A story about navigating, sex, relationships and reproductive health as a woman with disability.
Hi, my name is Julie. In 1998, I had a car accident resulting from drunk driving which has left me as a Quadriplegic. I was young and had made a mistake that would change my life as I knew it.
I feel the accident has cost me a lot, but in turn has given me a lot which, is why I am able to share a little bit of my story with you here.
My story is about how my life had changed after my accident and what it means to still feel like a woman after my accident when it comes to sex and reproductive health. In my story I want to share my experiences of what it meant to me to still feel sexy, maintain a healthy sex life and experience pregnancy. I may have a disability, but I am still a woman.
Over the years, maintaining a healthy sex life was something I had to explore and learn to do. After my accident, I dealt with a lot of insecurities. There was a lot of questions in my mind because of these insecurities and changes such as, can I still have sex? Am I going to have a boyfriend? Will he find me attractive? Looking at those fears and insecurities I was able to face certain situations and scenarios in the relationships that I had.

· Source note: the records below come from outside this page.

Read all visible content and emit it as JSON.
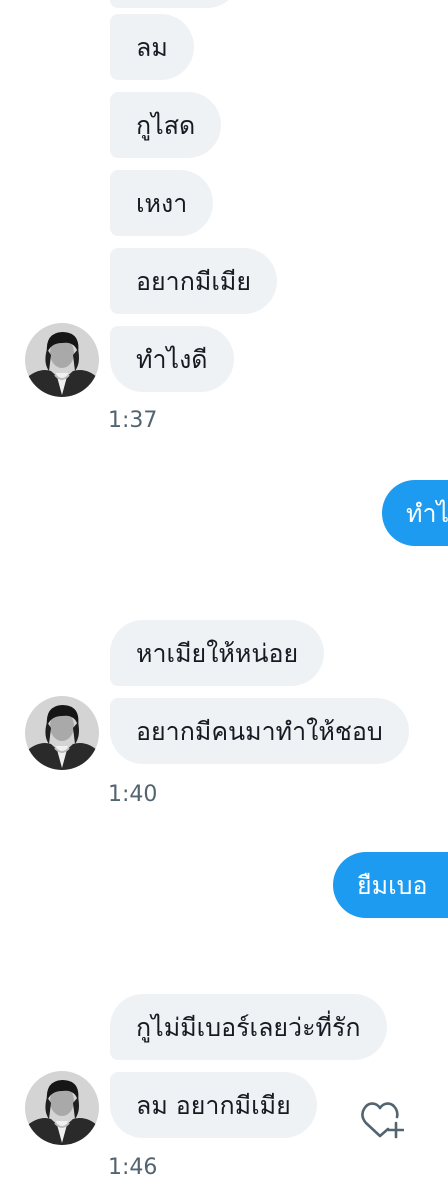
{
  "conversation": {
    "incoming_group_1": {
      "messages": [
        "ลม",
        "กูไสด",
        "เหงา",
        "อยากมีเมีย",
        "ทำไงดี"
      ],
      "time": "1:37"
    },
    "outgoing_1": {
      "text": "ทำไ"
    },
    "incoming_group_2": {
      "messages": [
        "หาเมียให้หน่อย",
        "อยากมีคนมาทำให้ชอบ"
      ],
      "time": "1:40"
    },
    "outgoing_2": {
      "text": "ยืมเบอ"
    },
    "incoming_group_3": {
      "messages": [
        "กูไม่มีเบอร์เลยว่ะที่รัก",
        "ลม อยากมีเมีย"
      ],
      "time": "1:46"
    }
  },
  "icons": {
    "like": "heart-plus-icon",
    "avatar": "avatar-photo"
  },
  "colors": {
    "incoming_bubble": "#eff2f4",
    "outgoing_bubble": "#1d9bf0",
    "timestamp": "#536471",
    "text": "#141b22"
  }
}
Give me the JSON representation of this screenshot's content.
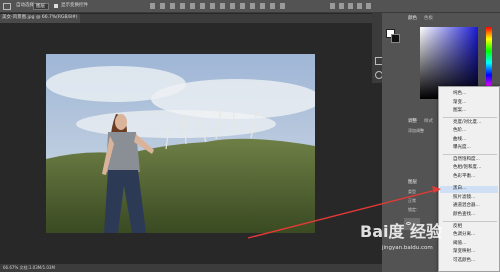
{
  "options_bar": {
    "auto_select_label": "自动选择：",
    "layer_dropdown": "图层",
    "show_transform_label": "显示变换控件"
  },
  "document": {
    "tab_title": "美女-风景图.jpg @ 66.7%(RGB/8#)",
    "status_text": "66.67%  文档:1.03M/1.03M"
  },
  "panels": {
    "color_tab": "颜色",
    "swatches_tab": "色板",
    "adjust_tab": "调整",
    "styles_tab": "样式",
    "add_adjustment_label": "添加调整",
    "layers_tab": "图层",
    "type_label": "类型",
    "blend_mode": "正常",
    "lock_label": "锁定："
  },
  "context_menu": {
    "items": [
      "纯色...",
      "渐变...",
      "图案...",
      "亮度/对比度...",
      "色阶...",
      "曲线...",
      "曝光度...",
      "自然饱和度...",
      "色相/饱和度...",
      "色彩平衡...",
      "黑白...",
      "照片滤镜...",
      "通道混合器...",
      "颜色查找...",
      "反相",
      "色调分离...",
      "阈值...",
      "渐变映射...",
      "可选颜色..."
    ],
    "highlighted": "黑白..."
  },
  "watermark": {
    "text": "Bai度 经验",
    "url": "jingyan.baidu.com"
  },
  "colors": {
    "menu_bg": "#f0f0f0",
    "highlight": "#cfe0f5",
    "arrow": "#e53935"
  }
}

Not too long after my accident, I met my youngest daughter’s father and for me that was a very big learning curve. At first it was a little bit weird, just being able to get to know each other and feel comfortable was an obstacle. There were certain things such as explaining catheters and doing so in a way that I was comfortable and confident with.
In the beginning it was challenging, but I found the more open and the more confident I was with myself, the more natural it became to accept that I could still have a healthy, happy sex life.
I had fallen pregnant within this time and although this wasn’t planned, this was a big surprise for me as I didn’t even think I could get pregnant after my accident. My pregnancy was such a blessing, but opened up unknown territory as well. This made me look at how I carried, because as someone sitting in a wheelchair, carrying would be different compared to those who are able bodied.As you progress through the months of pregnancy your stomach grows which affects transfers, catheter changes and a lot of other things – so it was a big learning curve, learning to just say ‘you know what I can still be normal!’ It was just a different kind of normal and I had to learn more about my body that I didn’t know about. Being a Quadriplegic, there weren’t a lot of doctors or specialists available who had the understanding to support me through my pregnancy and I didn’t know a lot of quadriplegics that had had children. A lot of the knowledge I needed throughout the pregnancy, I had to learn on my own.These things didn’t stop me being pregnant though.
After the pregnancy there was the challenge of bouncing back into shape and learning how to be a mother and a partner. There were lots of different things, but whatI came to learn through it all was that even though I have a disability, I am still a woman! I can still have a healthy sex life and I could still give birth which I feel very lucky to be able to do.
There were a few things throughout my pregnancy that I needed to have extra specialists supporting me through, such as a gynecologist. There were many factors we had to consider like autonomic dysreflexia. This is very dangerous for quads because when you are pregnant the bowel and bladder get pushed on, which meant that I had to change the way I was doing my personal care. This meant that I also needed the support of someone I trusted. This proved to be a little harder as there weren’t a lot of people that were willing to look outside of the box.
I eventually went to Monash Medical Center as they have a lot of specialists, and was fortunate enough to find a gynecologist that was very nice and open to supporting me throughout my whole pregnancy. She was there to monitor my daughter’s growth throughout my pregnancy and was there for her delivery.Delivery was also very different as I couldn’t feel my contractions which meantI was unable to know when to push and did not have the nerves that would help me push. This meant that when my contractions came the doctors had to use forceps to help deliver my daughter. After my daughter’s birth there was a lot that also needed to be monitored, such as Autonomic Dysreflexia as I mentioned above. This is a change in the body that causes very high blood pressure and can cause serious implications such as strokes or heart attacks, if not correctly monitored and managed. Pain management was another issue that was monitored throughout my labor. However, the good news was that my daughter was born happy and healthy, and my body healed well after the birth.
Overall, my pregnancy forced me to really explore my sexual health and my reproductive system. I had to relearn how it worked and functioned after my accident. The whole experience taught me that I could still have what I thoughtI had lost: my womanhood, being a mother, having a partner, having healthy sex and having a family. Learning I was still able to do these things was a very big milestone for me as a woman with a disability.
Unfortunately, many people still can’t look beyond the disability; but this experience has been quite important for me to be able to say ‘you know what,I’m still a woman, I can still do all the things that able bodied people can do, I just do them differently’.
Note – This story was written by Speakers Bank based on an interview with Julie Kent.
Tip: If you would like to hear more about Julie’s story, you can watch her video on the Speakers Bank YouTube channel (external link).